Significant Figures by Peter Gleick

Category archives for Water Resources

We’ve entered a new era: politicians can now talk loud and clear about the reality of human-induced climate change and the growing threats to humanity. With strong, unambiguous statements by President Barack Obama, Secretary of State John Kerry, Senator Sheldon Whitehouse, and a growing chorus of other top-level voices, the wholesale denial of climate science…

Droughts – especially severe droughts – are terribly damaging events. The human and ecosystem costs can be enormous, as we may relearn during the current California drought. But they are also opportunities – a chance to put in place new, innovative water policies that are not discussed or implemented during wet or normal years. In…

It is time to recognize the serious California drought for what it is: a bellwether of things to come; a harbinger of even more serious challenges to California water resources allocation, management, and use. The drought could end next month. It could go on for more years. But it will not be the last drought…

California has a “Mediterranean” climate, which means that each year it has a concentrated rainy season, followed by a long temperate and dry period. California’s rainy season typically runs from early October to late March, with very little precipitation outside of these months. (Figure 1 shows the average monthly rainfall for California.) It is now…

Water policy and water problems always seem to be someone else’s responsibility.

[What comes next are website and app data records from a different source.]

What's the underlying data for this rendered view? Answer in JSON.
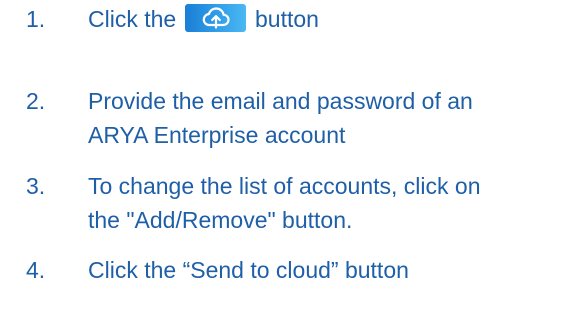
{
  "steps": [
    {
      "number": "1.",
      "before": "Click the",
      "button_icon": "cloud-upload-icon",
      "after": "button"
    },
    {
      "number": "2.",
      "line1": "Provide the email and password of an",
      "line2": "ARYA Enterprise account"
    },
    {
      "number": "3.",
      "line1": "To change the list of accounts, click on",
      "line2": "the \"Add/Remove\" button."
    },
    {
      "number": "4.",
      "text": "Click the “Send to cloud” button"
    }
  ],
  "colors": {
    "text": "#1f5fa8",
    "button_gradient_start": "#1a7fd6",
    "button_gradient_end": "#4bb8f2",
    "icon": "#ffffff"
  }
}
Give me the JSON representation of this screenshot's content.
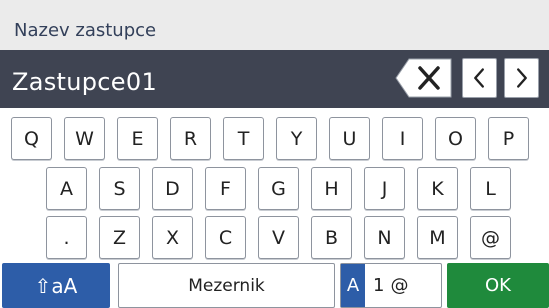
{
  "header": {
    "title": "Nazev zastupce"
  },
  "input": {
    "value": "Zastupce01",
    "backspace_icon": "backspace-icon",
    "cursor_left_icon": "chevron-left-icon",
    "cursor_right_icon": "chevron-right-icon"
  },
  "keyboard": {
    "row1": [
      "Q",
      "W",
      "E",
      "R",
      "T",
      "Y",
      "U",
      "I",
      "O",
      "P"
    ],
    "row2": [
      "A",
      "S",
      "D",
      "F",
      "G",
      "H",
      "J",
      "K",
      "L"
    ],
    "row3": [
      ".",
      "Z",
      "X",
      "C",
      "V",
      "B",
      "N",
      "M",
      "@"
    ],
    "shift_label": "⇧aA",
    "space_label": "Mezernik",
    "mode": {
      "active": "A",
      "rest": "1@"
    },
    "ok_label": "OK"
  },
  "colors": {
    "header_bg": "#ebebeb",
    "input_bg": "#3f4452",
    "shift_bg": "#2d5da8",
    "ok_bg": "#1f8a3c"
  }
}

Those farmers who use all the water; the guy down the street who lets his sprinklers run all over the sidewalk; the Central Valley cities that don’t even have water meters; the environmentalists who are demanding water for some inconsequential fish we can’t…

In the 20th century, water policy seemed easy: figure out another source of water to satisfy some projected demand, and find the money to build it. The money was almost always federal “pork barrel” funding for big water projects, or occasionally state bond financing. The vast number of dams built in the United States (see the…

Snow. Glaciers. Icecaps, River flows. All of these are vulnerable to climate change, especially rising temperature. This isn’t just theory. It’s now observable fact.   Scientists worry about the growing threat of climate change because the global climate is tied to everything that society cares about: human and environmental health, food and industrial production, water availability, extreme…

The latest in a long series of science summaries on climate change from the Intergovernmental Panel on Climate Change (IPCC) has just been released. While the report has a massive amount of information in it, related to a wide range of geophysical implications of climate change, here are some of the key water-related findings for…

Peak Water in the American West

  It is no surprise, of course, that the western United States is dry. The entire history of the West can be told (and has been, in great books like Cadillac Desert [Reisner] and Rivers of Empire [Worster] and The Great Thirst [Hundley]) in large part through the story of the hydrology of the West,…

For some time now, proponents of the controversial practice of hydraulic fracturing or “fracking” have claimed there was little or no evidence of real risk to groundwater. But as the classic saying goes: “the absence of evidence is not evidence of absence” of a problem. And the evidence that fracking can contaminate groundwater and drinking…